- [Assignment]:
Your job is to report every line of the entries that has "Google".

[Data extract Boundary: Start]

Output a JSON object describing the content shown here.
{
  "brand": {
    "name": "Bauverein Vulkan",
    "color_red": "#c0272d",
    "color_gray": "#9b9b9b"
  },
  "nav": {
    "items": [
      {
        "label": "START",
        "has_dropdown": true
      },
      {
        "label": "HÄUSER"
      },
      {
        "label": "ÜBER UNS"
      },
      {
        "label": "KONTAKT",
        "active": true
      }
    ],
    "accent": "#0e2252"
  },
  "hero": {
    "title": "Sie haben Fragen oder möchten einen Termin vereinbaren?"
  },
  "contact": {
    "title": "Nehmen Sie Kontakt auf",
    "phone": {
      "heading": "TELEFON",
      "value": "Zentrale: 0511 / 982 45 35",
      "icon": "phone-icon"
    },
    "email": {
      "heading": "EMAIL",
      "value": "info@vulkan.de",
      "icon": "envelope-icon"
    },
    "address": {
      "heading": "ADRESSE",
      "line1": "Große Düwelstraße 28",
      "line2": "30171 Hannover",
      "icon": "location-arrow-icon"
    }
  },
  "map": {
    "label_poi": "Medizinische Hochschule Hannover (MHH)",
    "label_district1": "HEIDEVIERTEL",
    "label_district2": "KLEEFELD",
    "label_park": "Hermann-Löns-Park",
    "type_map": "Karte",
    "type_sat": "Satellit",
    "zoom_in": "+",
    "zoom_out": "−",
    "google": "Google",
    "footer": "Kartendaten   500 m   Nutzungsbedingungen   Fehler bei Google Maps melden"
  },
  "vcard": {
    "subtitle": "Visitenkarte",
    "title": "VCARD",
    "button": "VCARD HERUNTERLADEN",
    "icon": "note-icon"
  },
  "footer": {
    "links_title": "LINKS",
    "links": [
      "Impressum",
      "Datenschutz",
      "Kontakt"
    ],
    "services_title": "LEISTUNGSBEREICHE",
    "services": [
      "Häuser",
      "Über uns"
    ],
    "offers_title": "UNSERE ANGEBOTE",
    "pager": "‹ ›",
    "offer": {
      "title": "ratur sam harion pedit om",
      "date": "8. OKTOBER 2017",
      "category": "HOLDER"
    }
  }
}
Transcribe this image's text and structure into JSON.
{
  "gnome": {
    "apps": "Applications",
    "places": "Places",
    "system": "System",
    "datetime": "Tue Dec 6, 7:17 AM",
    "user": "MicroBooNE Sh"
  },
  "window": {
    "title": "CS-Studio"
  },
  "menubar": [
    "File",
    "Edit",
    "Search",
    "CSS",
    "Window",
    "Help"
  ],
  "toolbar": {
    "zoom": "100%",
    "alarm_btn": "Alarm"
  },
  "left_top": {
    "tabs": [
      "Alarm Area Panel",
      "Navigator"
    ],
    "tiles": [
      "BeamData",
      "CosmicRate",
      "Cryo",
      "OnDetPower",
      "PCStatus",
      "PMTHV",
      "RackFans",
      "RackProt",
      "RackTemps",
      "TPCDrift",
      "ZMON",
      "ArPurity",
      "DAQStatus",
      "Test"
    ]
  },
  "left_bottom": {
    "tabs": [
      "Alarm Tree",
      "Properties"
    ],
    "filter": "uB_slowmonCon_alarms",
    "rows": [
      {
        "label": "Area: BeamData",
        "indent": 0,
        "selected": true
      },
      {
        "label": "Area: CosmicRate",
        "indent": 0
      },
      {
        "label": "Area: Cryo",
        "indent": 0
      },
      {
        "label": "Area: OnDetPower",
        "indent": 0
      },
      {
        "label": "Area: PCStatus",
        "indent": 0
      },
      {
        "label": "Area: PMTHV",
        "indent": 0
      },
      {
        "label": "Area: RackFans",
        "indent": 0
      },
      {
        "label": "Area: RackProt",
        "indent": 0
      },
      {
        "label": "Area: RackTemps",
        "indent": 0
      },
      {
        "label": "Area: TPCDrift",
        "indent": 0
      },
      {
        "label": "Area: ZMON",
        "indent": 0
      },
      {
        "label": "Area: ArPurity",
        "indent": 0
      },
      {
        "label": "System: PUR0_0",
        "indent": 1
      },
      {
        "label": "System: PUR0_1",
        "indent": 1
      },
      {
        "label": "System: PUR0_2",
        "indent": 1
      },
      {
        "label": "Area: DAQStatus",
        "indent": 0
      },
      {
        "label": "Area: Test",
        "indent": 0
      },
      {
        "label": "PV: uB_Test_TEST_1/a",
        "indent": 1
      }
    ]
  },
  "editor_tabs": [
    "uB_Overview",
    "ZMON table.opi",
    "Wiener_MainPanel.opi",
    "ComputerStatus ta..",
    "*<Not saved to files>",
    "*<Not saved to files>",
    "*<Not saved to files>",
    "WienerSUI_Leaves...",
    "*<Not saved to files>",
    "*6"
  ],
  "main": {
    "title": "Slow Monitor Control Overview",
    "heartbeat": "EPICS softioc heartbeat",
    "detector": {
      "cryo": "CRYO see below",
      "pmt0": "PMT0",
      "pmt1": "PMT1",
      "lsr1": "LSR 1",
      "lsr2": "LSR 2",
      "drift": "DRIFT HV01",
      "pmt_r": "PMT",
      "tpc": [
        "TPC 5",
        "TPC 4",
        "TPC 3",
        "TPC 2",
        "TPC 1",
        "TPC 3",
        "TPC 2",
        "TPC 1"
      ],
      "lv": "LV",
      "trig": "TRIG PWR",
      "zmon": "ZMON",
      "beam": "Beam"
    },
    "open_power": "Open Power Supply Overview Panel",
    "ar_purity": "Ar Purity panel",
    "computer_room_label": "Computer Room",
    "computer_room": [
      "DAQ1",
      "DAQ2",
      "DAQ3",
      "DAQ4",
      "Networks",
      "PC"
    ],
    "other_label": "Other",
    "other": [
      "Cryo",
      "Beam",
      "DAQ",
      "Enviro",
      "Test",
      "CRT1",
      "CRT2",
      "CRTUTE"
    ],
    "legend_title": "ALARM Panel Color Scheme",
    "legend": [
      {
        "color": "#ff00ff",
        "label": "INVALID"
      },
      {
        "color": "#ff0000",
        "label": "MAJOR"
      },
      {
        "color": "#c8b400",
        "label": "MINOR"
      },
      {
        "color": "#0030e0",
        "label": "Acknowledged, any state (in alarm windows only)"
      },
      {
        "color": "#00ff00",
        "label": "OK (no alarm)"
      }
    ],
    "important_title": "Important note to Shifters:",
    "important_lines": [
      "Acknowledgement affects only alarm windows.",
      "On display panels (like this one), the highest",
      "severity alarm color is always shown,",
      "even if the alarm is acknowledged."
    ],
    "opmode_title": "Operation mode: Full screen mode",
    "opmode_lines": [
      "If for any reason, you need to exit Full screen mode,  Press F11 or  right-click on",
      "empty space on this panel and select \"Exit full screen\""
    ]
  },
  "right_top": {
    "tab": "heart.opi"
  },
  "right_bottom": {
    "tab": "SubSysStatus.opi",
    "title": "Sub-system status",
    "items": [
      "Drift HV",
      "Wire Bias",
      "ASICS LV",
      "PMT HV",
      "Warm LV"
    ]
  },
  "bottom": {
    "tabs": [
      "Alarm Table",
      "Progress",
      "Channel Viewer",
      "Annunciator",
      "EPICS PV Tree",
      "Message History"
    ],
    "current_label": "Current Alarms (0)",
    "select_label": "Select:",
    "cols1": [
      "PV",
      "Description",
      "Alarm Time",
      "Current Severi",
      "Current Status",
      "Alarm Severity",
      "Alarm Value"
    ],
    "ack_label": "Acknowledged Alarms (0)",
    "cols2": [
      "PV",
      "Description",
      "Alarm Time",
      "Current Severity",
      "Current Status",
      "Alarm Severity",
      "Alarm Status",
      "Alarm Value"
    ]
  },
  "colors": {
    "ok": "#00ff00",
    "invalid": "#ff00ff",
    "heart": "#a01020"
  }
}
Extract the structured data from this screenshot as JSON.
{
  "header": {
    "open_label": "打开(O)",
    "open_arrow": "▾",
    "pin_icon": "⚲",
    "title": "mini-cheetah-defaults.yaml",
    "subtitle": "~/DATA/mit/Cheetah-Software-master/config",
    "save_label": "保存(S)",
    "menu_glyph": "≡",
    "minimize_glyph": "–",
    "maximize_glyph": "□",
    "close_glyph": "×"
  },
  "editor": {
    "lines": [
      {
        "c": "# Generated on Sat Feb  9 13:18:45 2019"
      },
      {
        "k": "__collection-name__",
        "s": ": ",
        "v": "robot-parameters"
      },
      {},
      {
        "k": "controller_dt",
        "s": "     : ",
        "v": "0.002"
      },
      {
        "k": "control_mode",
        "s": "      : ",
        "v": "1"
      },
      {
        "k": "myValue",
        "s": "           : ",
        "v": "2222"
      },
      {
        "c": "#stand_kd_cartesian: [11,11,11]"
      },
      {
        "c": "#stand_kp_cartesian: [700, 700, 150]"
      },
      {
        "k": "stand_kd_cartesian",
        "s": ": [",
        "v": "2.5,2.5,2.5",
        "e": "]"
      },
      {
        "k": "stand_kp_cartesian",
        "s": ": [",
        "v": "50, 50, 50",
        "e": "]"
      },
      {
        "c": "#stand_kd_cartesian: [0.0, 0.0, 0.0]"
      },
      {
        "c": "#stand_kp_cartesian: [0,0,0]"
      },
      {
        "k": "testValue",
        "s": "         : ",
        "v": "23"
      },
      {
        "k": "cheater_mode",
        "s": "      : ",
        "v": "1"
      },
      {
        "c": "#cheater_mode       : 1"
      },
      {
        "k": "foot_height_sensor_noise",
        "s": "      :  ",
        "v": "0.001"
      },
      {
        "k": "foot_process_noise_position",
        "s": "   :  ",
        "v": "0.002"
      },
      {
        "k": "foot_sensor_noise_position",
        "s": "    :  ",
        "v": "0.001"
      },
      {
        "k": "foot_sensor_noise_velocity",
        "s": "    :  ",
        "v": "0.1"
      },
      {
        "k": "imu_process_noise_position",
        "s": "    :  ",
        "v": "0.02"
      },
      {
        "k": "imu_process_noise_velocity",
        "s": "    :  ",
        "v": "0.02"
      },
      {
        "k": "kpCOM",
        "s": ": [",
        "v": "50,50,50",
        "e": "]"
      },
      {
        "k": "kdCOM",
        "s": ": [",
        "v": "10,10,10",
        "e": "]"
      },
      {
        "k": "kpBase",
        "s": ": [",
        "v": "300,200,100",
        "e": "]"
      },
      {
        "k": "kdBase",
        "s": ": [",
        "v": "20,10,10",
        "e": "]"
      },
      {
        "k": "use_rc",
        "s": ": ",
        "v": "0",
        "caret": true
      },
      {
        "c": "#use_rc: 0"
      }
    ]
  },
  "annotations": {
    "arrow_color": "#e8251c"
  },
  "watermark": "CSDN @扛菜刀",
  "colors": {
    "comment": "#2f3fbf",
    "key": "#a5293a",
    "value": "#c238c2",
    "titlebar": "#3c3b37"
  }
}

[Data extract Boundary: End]

- [Answer section]:
    "google": "Google",
    "footer": "Kartendaten   500 m   Nutzungsbedingungen   Fehler bei Google Maps melden"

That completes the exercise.